— How to complete this task —
Scan the entries for the word "name", and copy every line where it appears.

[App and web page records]
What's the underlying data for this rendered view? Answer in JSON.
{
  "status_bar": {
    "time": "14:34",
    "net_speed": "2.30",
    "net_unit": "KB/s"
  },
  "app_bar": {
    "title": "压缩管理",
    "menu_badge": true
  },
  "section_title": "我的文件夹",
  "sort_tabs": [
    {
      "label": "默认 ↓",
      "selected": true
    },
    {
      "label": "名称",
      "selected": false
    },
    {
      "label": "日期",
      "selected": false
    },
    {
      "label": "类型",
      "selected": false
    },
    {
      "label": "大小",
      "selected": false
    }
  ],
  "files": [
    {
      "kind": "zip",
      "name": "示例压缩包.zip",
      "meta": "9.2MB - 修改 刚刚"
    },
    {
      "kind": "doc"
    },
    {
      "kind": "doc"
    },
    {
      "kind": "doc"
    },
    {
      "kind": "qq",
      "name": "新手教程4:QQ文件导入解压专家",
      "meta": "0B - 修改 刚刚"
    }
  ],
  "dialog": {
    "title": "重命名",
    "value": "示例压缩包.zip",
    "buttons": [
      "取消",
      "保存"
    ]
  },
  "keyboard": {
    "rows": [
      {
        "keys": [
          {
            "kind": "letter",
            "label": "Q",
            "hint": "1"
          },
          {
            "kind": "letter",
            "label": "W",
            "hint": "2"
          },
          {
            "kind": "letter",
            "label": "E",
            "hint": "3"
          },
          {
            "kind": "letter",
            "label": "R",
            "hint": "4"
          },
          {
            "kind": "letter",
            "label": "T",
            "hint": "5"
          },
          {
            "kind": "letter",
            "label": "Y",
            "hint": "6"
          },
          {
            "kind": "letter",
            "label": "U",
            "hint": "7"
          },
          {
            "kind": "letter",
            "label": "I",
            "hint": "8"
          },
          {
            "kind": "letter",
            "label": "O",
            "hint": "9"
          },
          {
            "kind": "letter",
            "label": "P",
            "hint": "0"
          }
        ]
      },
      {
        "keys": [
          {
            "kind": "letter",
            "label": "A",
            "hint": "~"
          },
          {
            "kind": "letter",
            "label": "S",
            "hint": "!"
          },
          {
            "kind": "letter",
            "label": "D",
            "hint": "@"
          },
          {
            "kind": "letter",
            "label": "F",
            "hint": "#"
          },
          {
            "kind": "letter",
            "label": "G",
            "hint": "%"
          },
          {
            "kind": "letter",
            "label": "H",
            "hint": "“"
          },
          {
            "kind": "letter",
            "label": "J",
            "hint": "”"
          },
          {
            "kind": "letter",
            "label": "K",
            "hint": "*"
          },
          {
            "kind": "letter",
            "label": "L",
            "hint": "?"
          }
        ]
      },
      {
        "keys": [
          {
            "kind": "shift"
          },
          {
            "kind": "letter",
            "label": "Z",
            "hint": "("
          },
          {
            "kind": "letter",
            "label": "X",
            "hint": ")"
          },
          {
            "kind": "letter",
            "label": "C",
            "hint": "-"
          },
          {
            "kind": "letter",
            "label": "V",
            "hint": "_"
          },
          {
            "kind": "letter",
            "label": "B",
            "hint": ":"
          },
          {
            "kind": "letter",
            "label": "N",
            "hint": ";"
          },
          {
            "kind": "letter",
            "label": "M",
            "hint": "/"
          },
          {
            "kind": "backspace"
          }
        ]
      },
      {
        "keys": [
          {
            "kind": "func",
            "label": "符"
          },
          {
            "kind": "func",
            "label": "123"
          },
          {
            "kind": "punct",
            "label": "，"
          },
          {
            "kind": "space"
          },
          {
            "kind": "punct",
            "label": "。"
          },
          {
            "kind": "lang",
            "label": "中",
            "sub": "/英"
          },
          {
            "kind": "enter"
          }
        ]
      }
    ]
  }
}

— Solved exercise —
      "name": "示例压缩包.zip",
      "name": "新手教程4:QQ文件导入解压专家",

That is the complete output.